Jacob went up first, and I grasped on and pulled myself up. Next, we climbed a steeper ladder. Another rope. Another ladder. Until we came to the opening of the cave we saw from below, water streaming out of it.
Our group walked through the slot canyon—a rich red, with blue sky above and shallow water at our feet—until we reached the base of Travertine Cavern Falls tumbling over the rocks above.
This waterfall is fed by natural springs, with a pool beneath for our group to pose in, in front of the waterfall (unless you’re Jacob and me, who stood underneath it for our photo—adding to the waterlog from the Colorado River).
Our group next stopped at the evening’s campsite: Spencer Canyon. As we set up tents, Jacob and I chatted and recapped the fun we were having so far.
Each trip that we had taken down the Grand Canyon had been different—new sights, new sounds. This rafting trip with Hualapai River Runners, however, was the first time Jacob and I felt like we were exploring entirely new territory. Not just new to us, but unspoiled wilderness.
When our group wasn’t diving into rapids or hiking into waterfall-filled caves, there were moments for reflection on all that Mother Nature had accomplished in the Grand Canyon before we arrived—6 million years of weaving through limestone, sandstone, shale, granite and schist to create layers of color, cliffs, buttes, caverns and arches.
Over a steak dinner that evening, our guide spoke about the history and culture of the Hualapai tribe, and how the Colorado River has been an important source of life for them and other Native American communities near the Grand Canyon. The river’s water supplied fish, supported agriculture and was an important part of their lifestyle.
“The river and environment are different now than they were back then,” our guide said. “But each journey among it is spectacular.”
We fell asleep under the stars dreaming of journeys past, present and future.
The first day of our trip was as rapid-filled as the second was calm. Motorized pontoon rafts chugged our group along the quiet waters as we admired our surroundings and listened to our guide tell more stories of the Hualapai people.

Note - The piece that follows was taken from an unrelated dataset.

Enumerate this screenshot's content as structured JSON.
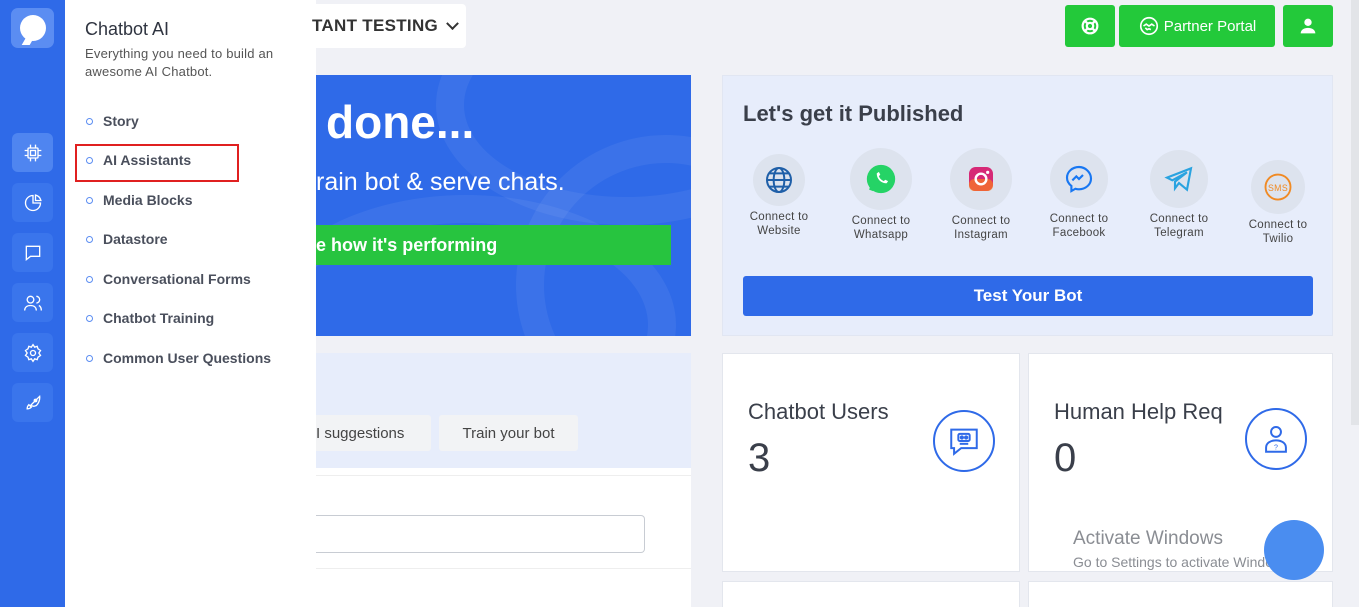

Jacob and I spotted caves deep in the rocks above us, looked out for wildlife and wondered how tall each spire we saw was—lauding even taller spires just beyond. We passed by buttresses and floated between walls in shades of ochre and crimson.
We heard a familiar rush. For a minute I thought I’d need to grab onto a paddle and brace myself, until I realized we had come to the end of our trip. A helicopter’s strumming blades waited on the shore of the river to take our group out of the Grand Canyon, a thrilling conclusion that elevated us skyward.
From above, it was even easier to see just how small our little group was in comparison with the canyon—an ant-sized, sky-blue raft embracing its every twist and turn.
“You two heading to the Skywalk?” one of our group members asked after we landed.
My eyes lit up remembering the grand finale to our Grand Canyon trip. Yet another new view was on the horizon. This was living.